#### Data excerpts
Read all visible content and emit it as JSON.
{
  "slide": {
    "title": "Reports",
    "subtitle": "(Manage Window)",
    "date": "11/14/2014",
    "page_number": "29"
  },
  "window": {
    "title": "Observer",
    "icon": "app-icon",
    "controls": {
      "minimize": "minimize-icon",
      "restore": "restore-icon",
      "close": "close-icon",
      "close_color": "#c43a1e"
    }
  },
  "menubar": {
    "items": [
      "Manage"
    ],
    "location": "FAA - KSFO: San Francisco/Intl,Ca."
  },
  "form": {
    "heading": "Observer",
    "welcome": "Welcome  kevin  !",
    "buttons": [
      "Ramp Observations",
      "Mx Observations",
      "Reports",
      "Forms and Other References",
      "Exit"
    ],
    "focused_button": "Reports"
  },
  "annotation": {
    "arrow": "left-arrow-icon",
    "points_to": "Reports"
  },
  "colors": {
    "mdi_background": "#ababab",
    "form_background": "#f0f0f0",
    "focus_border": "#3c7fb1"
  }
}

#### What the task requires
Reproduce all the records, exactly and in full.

#### Task answer
Read all visible content and emit it as JSON.
{
  "slide": {
    "title": "Reports",
    "subtitle": "(Manage Window)",
    "date": "11/14/2014",
    "page_number": "29"
  },
  "window": {
    "title": "Observer",
    "icon": "app-icon",
    "controls": {
      "minimize": "minimize-icon",
      "restore": "restore-icon",
      "close": "close-icon",
      "close_color": "#c43a1e"
    }
  },
  "menubar": {
    "items": [
      "Manage"
    ],
    "location": "FAA - KSFO: San Francisco/Intl,Ca."
  },
  "form": {
    "heading": "Observer",
    "welcome": "Welcome  kevin  !",
    "buttons": [
      "Ramp Observations",
      "Mx Observations",
      "Reports",
      "Forms and Other References",
      "Exit"
    ],
    "focused_button": "Reports"
  },
  "annotation": {
    "arrow": "left-arrow-icon",
    "points_to": "Reports"
  },
  "colors": {
    "mdi_background": "#ababab",
    "form_background": "#f0f0f0",
    "focus_border": "#3c7fb1"
  }
}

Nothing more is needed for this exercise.